In his recent op-ed, David Brooks argued that students learn better from people they love. He recounted a story of how the emotional connection between him and his students at Yale strengthened after he told them of a personal issue he was dealing with. The learning environment in his classroom improved markedly for the remainder of the school term, according to him. Reading the article reminded me of experiences I had in school during childhood, and later as a teacher.
Love and empathy were entirely alien concepts in the schools I attended as a young boy in Ghana. Rather, many of the teachers there were outright abusive. Corporal punishment was allowed in the country’s education system, and it appeared as though some of my teachers looked for reasons to administer it—in brutal fashion—as often as they could.
A student could receive several cane lashes for something as simple as getting a few wrong answers on a math quiz. Others were similarly punished for being late to school, although they had perfectly valid reasons for it. It was a “no-excuses” environment where many of us lived in persistent fear. Making matters worse, those dreadful punishments were almost always meted out in classrooms, with all students present. The constant anxiety and humiliation forced a few children to drop out of school each year.
Nearly two decades after I graduated from that authoritarian system, I became a teacher in an inner-city public school in America. On my first day on the job, I was confronted with an utterly chaotic classroom that bewildered me. The behavioral problems I witnessed in the subsequent days and months, not only in my classes but also throughout the school, would have been unimaginable in my childhood schools in Ghana.
Having only recently arrived in America, I had no idea what I was dealing with. It took a while for me to begin to understand the racial, socio-economic, cultural, and political factors that underlie the dysfunction in America’s inner-city public education system. The majority of my students were children of color, and many of them, it turned out, came from broken homes. They lacked many of the support systems that every child needs to grow up, and to do well in school.
As an emotion, fear can either be positive or negative. The type that ended some of my classmates’ education prematurely was clearly of the undesirable variety. When children take their education seriously, it is often a result of someone convincing them that failure to do so would have detrimental consequences for them in adulthood. And that fear is usually instilled indirectly in the form of gentle guidance provided by parents, or some other loved ones. Unfortunately for many of my inner-city students, they did not have someone at home playing that critical role.
There were children in my classes who were clearly smart and had the potential to succeed if they worked hard, but were not taking advantage of their opportunities in school, partly because of their own disciplinary issues, and also due to everything else going on around them. I did the best I could to steer some of them in the right direction. Sadly, I achieved only limited success because with about twenty-five students in each class I taught, I couldn’t devote the required level of time and attention.
Author and family therapist Marilyn Wedge has written extensively about the need to maintain a nurturing environment in schools to help children learn. In a 2013 article, she enumerated certain traumatic stresses, such as parents’ divorce and domestic violence, which affect children’s brains in ways that negatively impact their learning ability. She stressed that children’s emotional needs should be carefully attended to not only in classrooms, but also wherever they are in the school setting.

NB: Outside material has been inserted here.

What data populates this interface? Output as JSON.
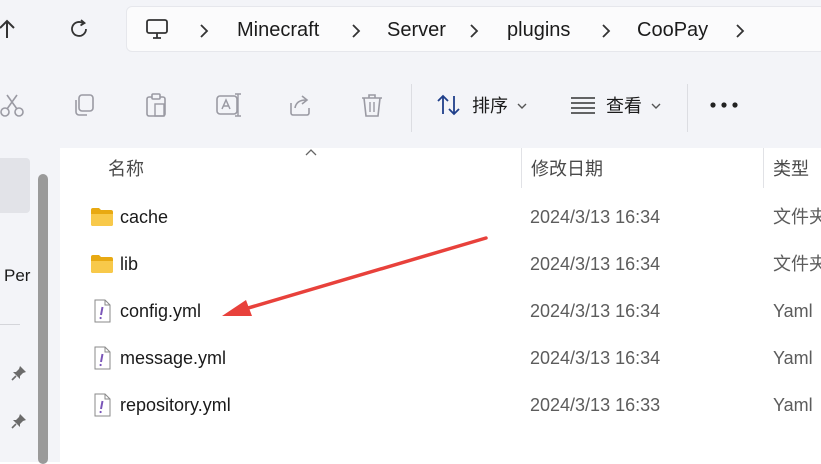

Education reform experts have consistently pointed to small class sizes as one of the best ways to improve learning outcomes for disadvantaged children. It allows teachers to develop close bonds with their students who need the care. However, that is an expensive proposition; many states are unable to sustain their class-size reduction (CSR) initiatives because of budgetary constraints. In a 2011 Brookings paper, Matthew Chingos and Grover Whitehurst calculated that increasing the pupil/teacher ratio in the U.S. by one student would cost about $12 billion per year in teacher salaries alone, an amount which, according to the authors, is about equal to the annual funding for Title I of the Elementary and Secondary Education Act—the largest federal government K-12 education program.
Chingos and Whitehurst cited analysis of Tennessee’s CSR program by the late Princeton economist Alan Krueger, who determined that after four years, elementary school students who were randomly assigned to small classes with an average of 15 students (versus the regular class average of 22 students) demonstrated an increase in student achievement equivalent to about 3 months of additional schooling. Krueger’s analysis also showed that black students, economically disadvantaged students, and boys benefited the most from small class sizes.
Nothing, of course, can substitute for parental love. The nurturing that such students need to thrive in school should primarily be provided at home. Life is indeed difficult for all sorts of reasons in the communities from which my students came. But every parent owes it to his or her children to do whatever it takes to help break the multi-generational cycle of poverty in which too many families are sadly trapped.
Our dysfunctional public schools constitute a national emergency that requires commensurate resources to address. Teachers, by their nature, will readily provide the love and support that some of their students do not, unfortunately, receive at home. But they need help. Continuing to cut education funding, which leads to larger class sizes, is precisely the wrong approach.